The conversation about downsizing one’s lifestyle could cover a lot of areas. You might want to start by eliminating frivolous personal expenses such as country club memberships, eating dinner out at expensive restaurants and purchasing personal toys like ATVs. If you need more financial room, you might consider downsizing your living quarters or cutting back on auto expenses.
Remember, it’s important to find cost savings, but it’s not absolutely necessary for you to eliminate all joy and pleasure from your life. Your business struggles don’t necessarily have to translate to personal struggles.
Selloff Company Assets
If you truly believe the business downturn is temporary and correctable, you might want to create a war chest of cash to help you survive. You can certainly consider selling off any company assets that might be lying dormant due to business inactivity. That would include selling off any assets that are encumbered by debt. When the business gets back on its feet, you always have the ability to reacquire the assets you need to operate the business.
Tap into Personal Savings
If your focus in on maintaining some quality of life, you might want to consider using your personal savings to help tide you over until the business reignites. If you choose this option, you’ll want to make sure you use what’s available as efficiently as possible.
Most people save money for either emergencies or retirement. If your business is struggling, that would certainly qualify as an emergency. If you are reluctant to tap into your savings, consider this: you’ll likely have plenty of time to reestablish your personal savings once the business gets back on its feet. At that time, you’ll have an opportunity to better plan for the next time your business struggles.
Get Help During an Emergency
An unexpected emergency can arise out of nowhere.

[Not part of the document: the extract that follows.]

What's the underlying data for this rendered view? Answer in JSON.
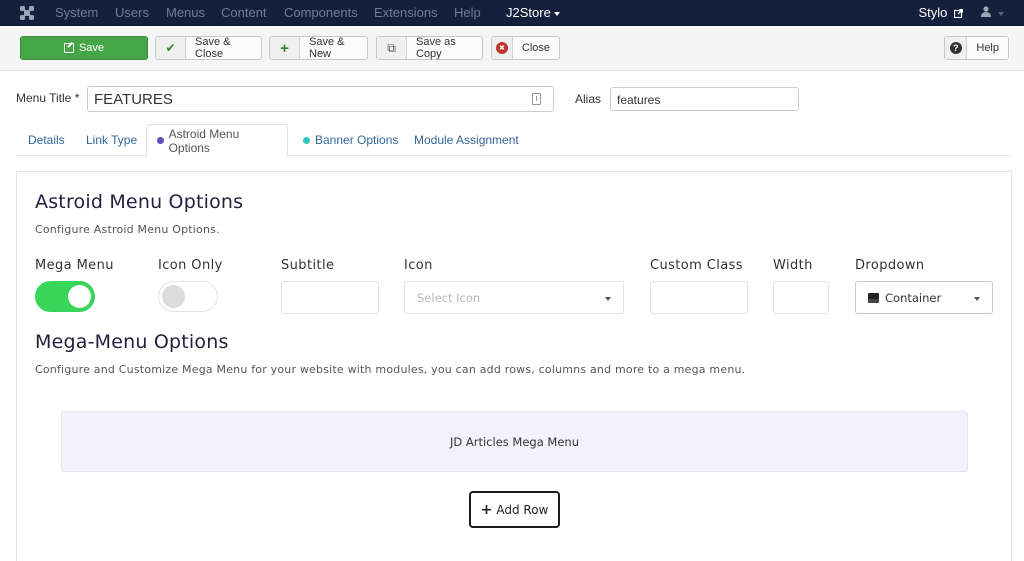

If your personal finances have been exhausted and you find yourself in the emergency room facing surgery, the long-term financial impact can be life-altering. If you would be willing to consider taking out a loan, you may be able to generate enough short-term cash flow to cover the unexpected hospital bills, buying you some time to get back on your feet financially.
Before you take out a payday loan, cash advance, or charge a lot on your credit card, you’ll want to make a plan to pay it back. It’s simply a matter of making sure you have control over your debt at all times. Loans can be a good way to handle unexpected emergencies without having to make a long-term commitment to a lender, but it’s important to weigh your options and make the smart decision for your situation.
Business difficulties are a part of being in business. If your business is struggling, you don’t need to panic. What you want to do is figure out what steps you can take to stay afloat until the business cycle improves.